Data records for software interfaces
● ● ● ● ● ● ●

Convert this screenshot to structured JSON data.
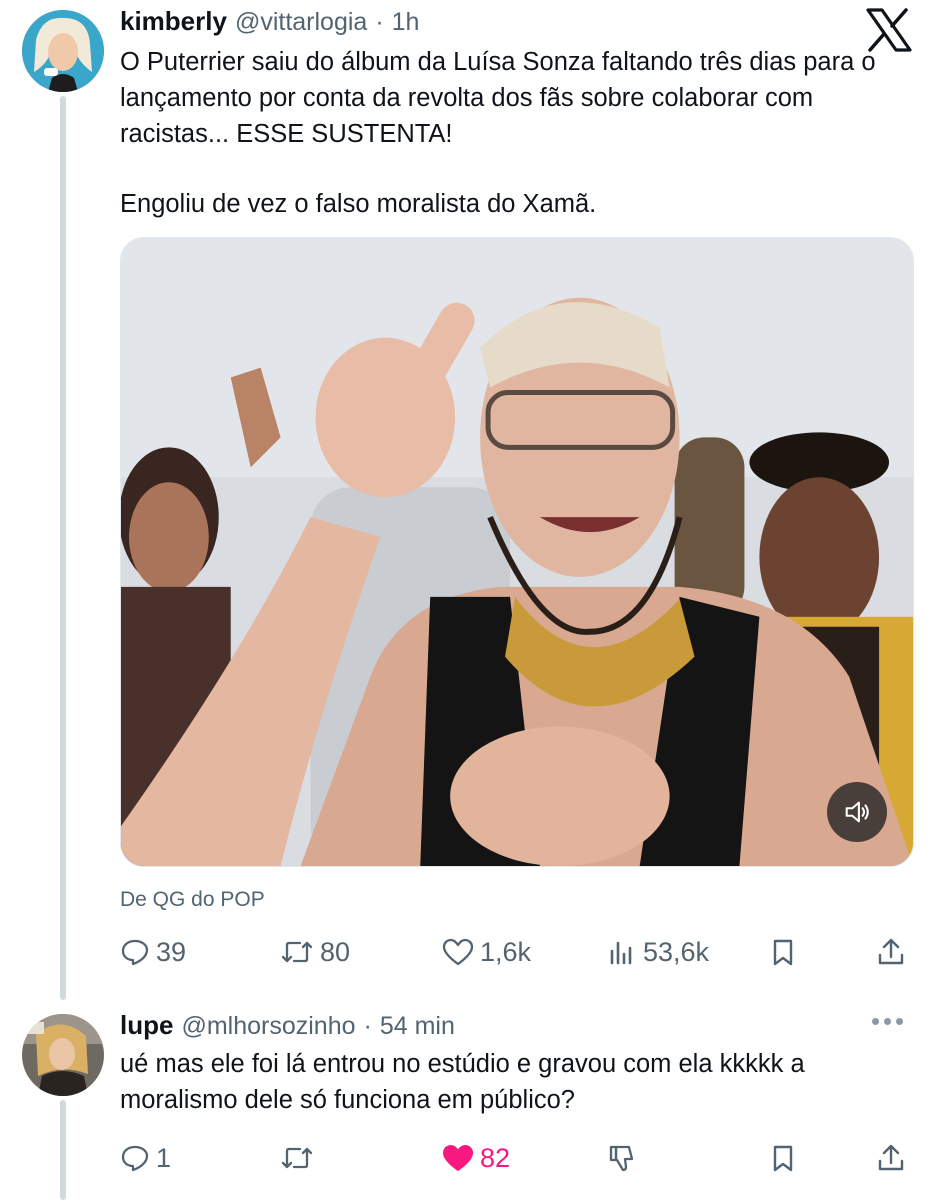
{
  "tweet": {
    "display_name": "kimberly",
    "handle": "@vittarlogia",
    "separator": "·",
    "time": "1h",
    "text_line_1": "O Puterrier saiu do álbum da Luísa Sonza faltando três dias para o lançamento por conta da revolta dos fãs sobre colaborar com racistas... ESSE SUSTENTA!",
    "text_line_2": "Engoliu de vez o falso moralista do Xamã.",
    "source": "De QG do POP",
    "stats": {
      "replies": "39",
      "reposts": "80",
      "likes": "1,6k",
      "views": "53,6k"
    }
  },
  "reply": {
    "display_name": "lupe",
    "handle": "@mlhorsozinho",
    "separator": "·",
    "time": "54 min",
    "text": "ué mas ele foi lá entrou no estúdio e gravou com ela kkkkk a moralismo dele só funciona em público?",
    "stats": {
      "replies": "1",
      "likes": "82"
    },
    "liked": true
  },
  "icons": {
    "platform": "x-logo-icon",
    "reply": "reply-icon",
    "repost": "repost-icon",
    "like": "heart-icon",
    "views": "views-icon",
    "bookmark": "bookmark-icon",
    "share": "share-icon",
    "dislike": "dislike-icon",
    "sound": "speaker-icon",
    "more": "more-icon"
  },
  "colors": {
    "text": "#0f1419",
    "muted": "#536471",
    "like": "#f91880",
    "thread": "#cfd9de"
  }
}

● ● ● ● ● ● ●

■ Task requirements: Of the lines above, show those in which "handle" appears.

■ Exercise response:
    "handle": "@vittarlogia",
    "handle": "@mlhorsozinho",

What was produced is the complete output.